Farewell · Didi leaves

Bernd Steinhauer † – Foto: H.D. Peltzer

Somewhere the hairdresser took too much away. Somehow there’s too much in the basket that he takes with him to every class, waving it around. The basket also disrupts the seating to his left on the table in the staff room. You have to try walking next to Didi and his basket. He somehow walks too wide-legged. It takes up too much space. He doesn’t sit at the table in the staff room, but next to the half of the table he takes up, so that you can’t get past him. It can also happen that the colleague to his right only sees his back. Somehow Didi is there too much!

It’s a good thing that the colleague to his right (at the table in the staff room, not in a political sense, that would hardly be possible to still be to the right of the ‚Bild‘) has been used to dogs since he was a child; They also grab your forearm when they want to draw attention to something important to them.

Dogs do it with their snouts, Didi with their hands and snouts. Both remain bruised. There’s a bit too much Didi here too.

If the school management thinks that they can restrict Didi’s area, narrow it down a little, take away some of the space that this considerably tall and always well-protected man occupies, then they have to realize: Didi needs a lot of space, and then he can In the eyes of the school management, there was suddenly too much Didi. For example, in a role play that he organizes with the deputy or when there are questions about the meaning of a measure in the discussion of the A 15er. People had probably forgotten that Didi, as a philosopher, already had an inherent right to the question of meaning. Then they think: there is too much Didi. Didn’t the boss sometimes think that when she came into the teacher’s lounge rather brooding and she wanted to reduce her worries a little by talking to one or other of the Dammers and then giving her a friendly but far too loud “Good morning, boss “ sounds opposite?

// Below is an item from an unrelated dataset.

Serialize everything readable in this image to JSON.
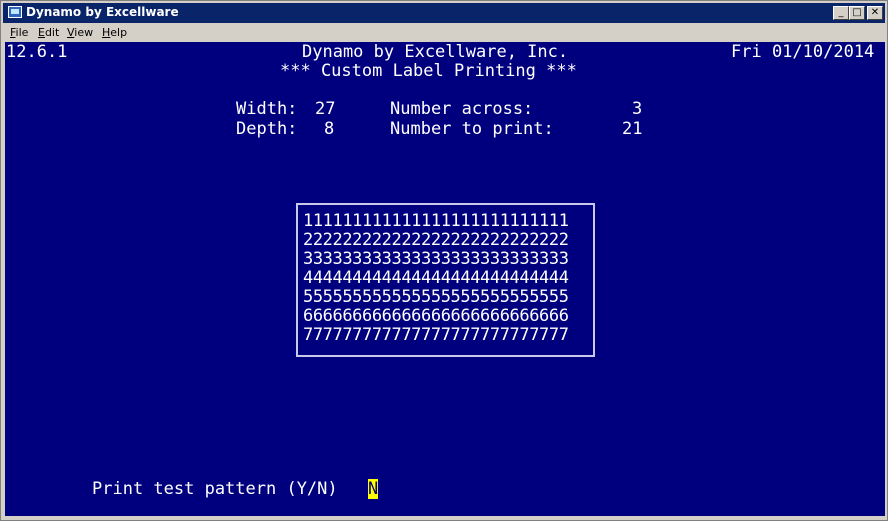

It was blatantly obvious that Didi had one too many when his right-hand table neighbor (that’s the one with the bruises on his forearm) was hit by the transfer. But Didi really wasn’t allowed to do that! He showed feelings. First to the students, which led the deputy, who had been shaken in the above-mentioned role play, to issue a ban on not making any personal communications to the students at the next conference, since this was not in the curriculum. You certainly shouldn’t show feelings in front of the class, they’re none of the students‘ business. Didi cried in front of the students out of humanity and probably because he suspected that this kind of humanity would soon be banned by the deputy. The next day, instead of tears, the philosopher remembered his rhetorical skills, which, after decades of slumber, finally burst upon the college in full force. The power of humanity was demanded, which had to give way to the rule of the administration, known in Greek as ‚bureaucracy‘. Given the graphic images in this speech, the boss could only look away, spellbound. The deputy was missing. The college was silent in its dismay. – Here too: Simply too much Didi!

Students know Didi as a teacher who “balances the gap between the teachers who make school unpleasant” (Daniela Laufenberg, student in this year’s high school graduating class). He knows how to make students see what is important. The so-called teaching material can sometimes be neglected. – In contrast to his appearance in front of his colleagues and especially the school management, the students do not think that there is too much Didi. They wish there were more teachers who enriched everyday school life with bon mots and Pütti cookies. Not enough Didi is warned. With a good sense of what’s important in life, Didi sometimes receives emails from grateful students who encourage him not to be too much Didi. Another quote from a student in grade 11 speaks for itself: “We learned more in Latin in six months at Peltzer than we did in two years at the stupid goat” (referring to a retired colleague).

What happens when a civil servant leaves his place of work who is perceived by some as too much and by others regretfully as an example of a breed of teacher that is too rare? – We don’t know it today, nor will I, as the colleague with the bruises on my forearm, be able to observe it, since the bureaucracy mentioned above with its penchant for statistical cosmetics has sent me to another school. I fear that the school management in particular, but also other colleagues who actually can’t hold a candle to you, dear Didi, will find the unobstructed view of your regular table liberating. Finally you’re not there too much for them anymore! Other colleagues who appreciated you and your Pütti cookies will probably find themselves fatalistic in the course of life, which includes comings and goings. Maybe they’ll soon notice that your cookies symbolized you: they did good and helped. – You did good and helped.

Your students will definitely miss you. Another quote from students, this time from grade 9: “What could be worse than Peltzer and Steinhauer leaving at the same time?” It’s good for me to be mentioned in the same context as you, because students always have you in front of me only mentioned in a positive way, even if they didn’t know about our friendship. Which teacher can retire with this awareness? – My students have always thought I was good!
I will summarize my honest wish for your future by daring to gather my limited knowledge of Latin:

Transeas usque ad patriam spiritus tui: ad humanitatem et fructum bonum!

Author: Bernd Steinhauer †
In English by Mr. Dieter Richartz